- INFORMATION GIVEN
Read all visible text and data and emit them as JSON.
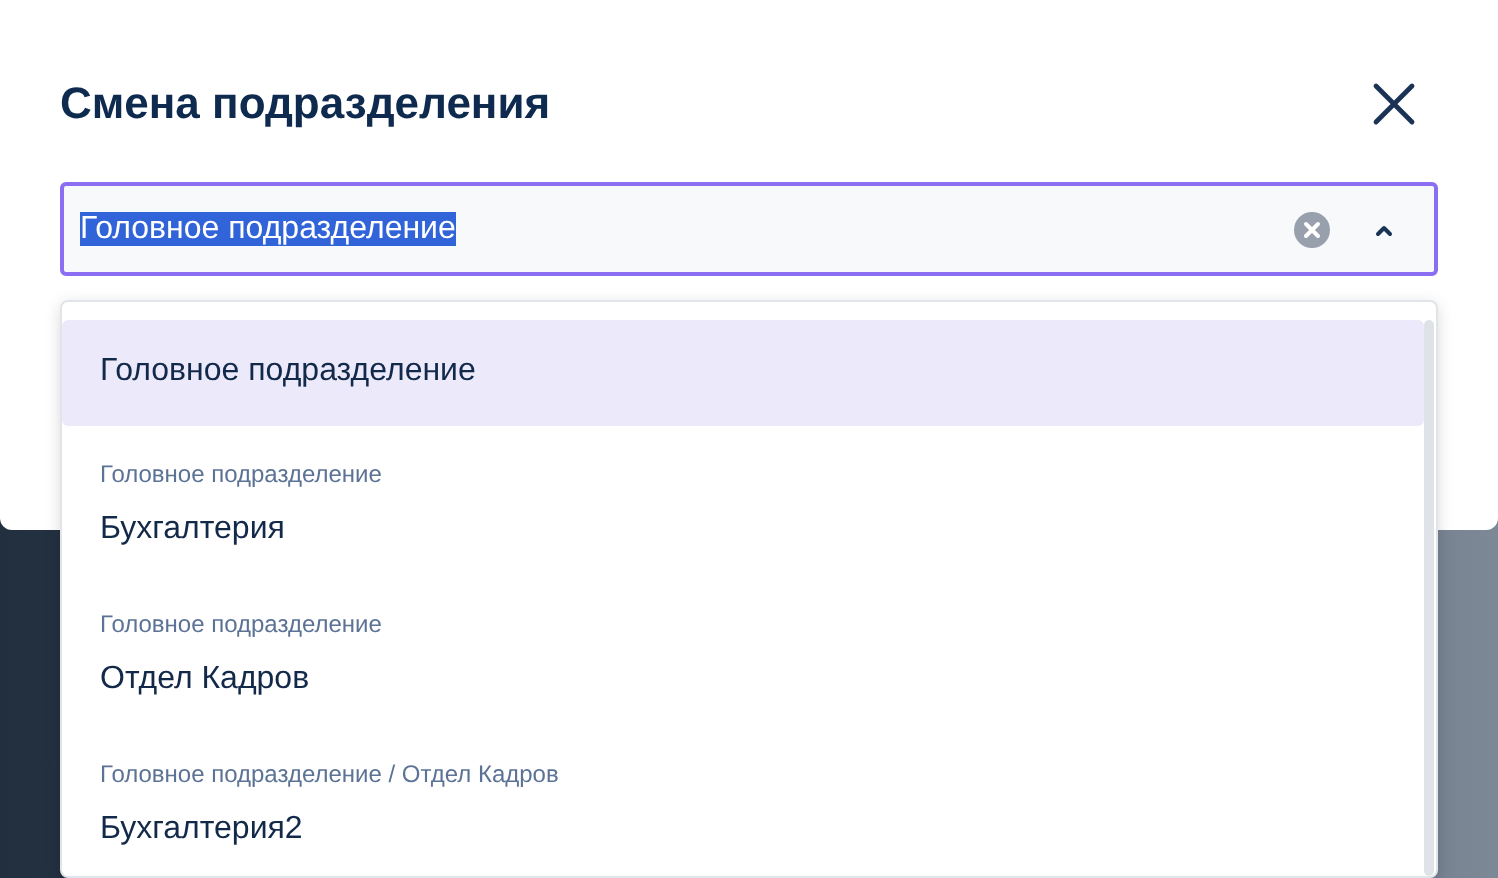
{
  "dialog": {
    "title": "Смена подразделения"
  },
  "select": {
    "value": "Головное подразделение",
    "value_highlighted": true,
    "expanded": true
  },
  "options": [
    {
      "label": "Головное подразделение",
      "selected": true
    },
    {
      "path": "Головное подразделение",
      "label": "Бухгалтерия",
      "selected": false
    },
    {
      "path": "Головное подразделение",
      "label": "Отдел Кадров",
      "selected": false
    },
    {
      "path": "Головное подразделение / Отдел Кадров",
      "label": "Бухгалтерия2",
      "selected": false
    }
  ]
}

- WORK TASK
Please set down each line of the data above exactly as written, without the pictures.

- COMPLETED TASK
Read all visible text and data and emit them as JSON.
{
  "dialog": {
    "title": "Смена подразделения"
  },
  "select": {
    "value": "Головное подразделение",
    "value_highlighted": true,
    "expanded": true
  },
  "options": [
    {
      "label": "Головное подразделение",
      "selected": true
    },
    {
      "path": "Головное подразделение",
      "label": "Бухгалтерия",
      "selected": false
    },
    {
      "path": "Головное подразделение",
      "label": "Отдел Кадров",
      "selected": false
    },
    {
      "path": "Головное подразделение / Отдел Кадров",
      "label": "Бухгалтерия2",
      "selected": false
    }
  ]
}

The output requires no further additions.